▸ **WHAT YOU SHOULD DO**:
Give back all of the records underneath exactly, with no omissions.

▸ **SOURCE DATA**:
________________________
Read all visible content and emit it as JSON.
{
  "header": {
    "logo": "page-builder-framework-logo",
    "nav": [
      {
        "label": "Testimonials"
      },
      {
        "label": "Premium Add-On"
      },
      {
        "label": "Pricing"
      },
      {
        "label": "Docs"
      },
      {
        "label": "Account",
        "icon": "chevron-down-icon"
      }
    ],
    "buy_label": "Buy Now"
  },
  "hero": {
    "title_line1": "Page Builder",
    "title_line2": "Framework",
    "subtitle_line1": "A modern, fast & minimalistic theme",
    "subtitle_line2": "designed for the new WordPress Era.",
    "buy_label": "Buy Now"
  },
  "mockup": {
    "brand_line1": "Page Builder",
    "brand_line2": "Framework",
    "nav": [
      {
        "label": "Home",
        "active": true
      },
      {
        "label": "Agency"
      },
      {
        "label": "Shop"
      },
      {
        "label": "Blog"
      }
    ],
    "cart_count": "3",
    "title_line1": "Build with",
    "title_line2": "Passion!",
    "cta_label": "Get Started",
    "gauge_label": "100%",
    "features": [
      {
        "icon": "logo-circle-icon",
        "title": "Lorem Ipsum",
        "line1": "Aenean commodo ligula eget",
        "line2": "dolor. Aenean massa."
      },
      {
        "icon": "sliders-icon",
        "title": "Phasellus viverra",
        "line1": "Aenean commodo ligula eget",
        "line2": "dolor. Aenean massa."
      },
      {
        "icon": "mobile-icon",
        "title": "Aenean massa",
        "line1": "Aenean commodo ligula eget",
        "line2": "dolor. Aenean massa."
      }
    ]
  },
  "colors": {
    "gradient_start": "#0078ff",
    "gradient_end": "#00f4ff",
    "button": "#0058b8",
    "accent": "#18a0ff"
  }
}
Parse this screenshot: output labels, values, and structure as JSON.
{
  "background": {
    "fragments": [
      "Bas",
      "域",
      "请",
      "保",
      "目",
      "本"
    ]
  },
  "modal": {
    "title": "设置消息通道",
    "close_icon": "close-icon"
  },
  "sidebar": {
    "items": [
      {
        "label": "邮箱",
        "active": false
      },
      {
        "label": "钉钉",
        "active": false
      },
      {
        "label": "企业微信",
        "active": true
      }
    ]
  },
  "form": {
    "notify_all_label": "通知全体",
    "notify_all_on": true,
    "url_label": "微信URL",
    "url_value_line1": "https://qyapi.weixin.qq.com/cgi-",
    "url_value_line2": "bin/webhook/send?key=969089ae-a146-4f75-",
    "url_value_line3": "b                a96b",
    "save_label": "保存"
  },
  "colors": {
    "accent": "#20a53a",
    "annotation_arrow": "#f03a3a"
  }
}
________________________
▸ **YOUR SOLUTION**:
Read all visible content and emit it as JSON.
{
  "header": {
    "logo": "page-builder-framework-logo",
    "nav": [
      {
        "label": "Testimonials"
      },
      {
        "label": "Premium Add-On"
      },
      {
        "label": "Pricing"
      },
      {
        "label": "Docs"
      },
      {
        "label": "Account",
        "icon": "chevron-down-icon"
      }
    ],
    "buy_label": "Buy Now"
  },
  "hero": {
    "title_line1": "Page Builder",
    "title_line2": "Framework",
    "subtitle_line1": "A modern, fast & minimalistic theme",
    "subtitle_line2": "designed for the new WordPress Era.",
    "buy_label": "Buy Now"
  },
  "mockup": {
    "brand_line1": "Page Builder",
    "brand_line2": "Framework",
    "nav": [
      {
        "label": "Home",
        "active": true
      },
      {
        "label": "Agency"
      },
      {
        "label": "Shop"
      },
      {
        "label": "Blog"
      }
    ],
    "cart_count": "3",
    "title_line1": "Build with",
    "title_line2": "Passion!",
    "cta_label": "Get Started",
    "gauge_label": "100%",
    "features": [
      {
        "icon": "logo-circle-icon",
        "title": "Lorem Ipsum",
        "line1": "Aenean commodo ligula eget",
        "line2": "dolor. Aenean massa."
      },
      {
        "icon": "sliders-icon",
        "title": "Phasellus viverra",
        "line1": "Aenean commodo ligula eget",
        "line2": "dolor. Aenean massa."
      },
      {
        "icon": "mobile-icon",
        "title": "Aenean massa",
        "line1": "Aenean commodo ligula eget",
        "line2": "dolor. Aenean massa."
      }
    ]
  },
  "colors": {
    "gradient_start": "#0078ff",
    "gradient_end": "#00f4ff",
    "button": "#0058b8",
    "accent": "#18a0ff"
  }
}
Parse this screenshot: output labels, values, and structure as JSON.
{
  "background": {
    "fragments": [
      "Bas",
      "域",
      "请",
      "保",
      "目",
      "本"
    ]
  },
  "modal": {
    "title": "设置消息通道",
    "close_icon": "close-icon"
  },
  "sidebar": {
    "items": [
      {
        "label": "邮箱",
        "active": false
      },
      {
        "label": "钉钉",
        "active": false
      },
      {
        "label": "企业微信",
        "active": true
      }
    ]
  },
  "form": {
    "notify_all_label": "通知全体",
    "notify_all_on": true,
    "url_label": "微信URL",
    "url_value_line1": "https://qyapi.weixin.qq.com/cgi-",
    "url_value_line2": "bin/webhook/send?key=969089ae-a146-4f75-",
    "url_value_line3": "b                a96b",
    "save_label": "保存"
  },
  "colors": {
    "accent": "#20a53a",
    "annotation_arrow": "#f03a3a"
  }
}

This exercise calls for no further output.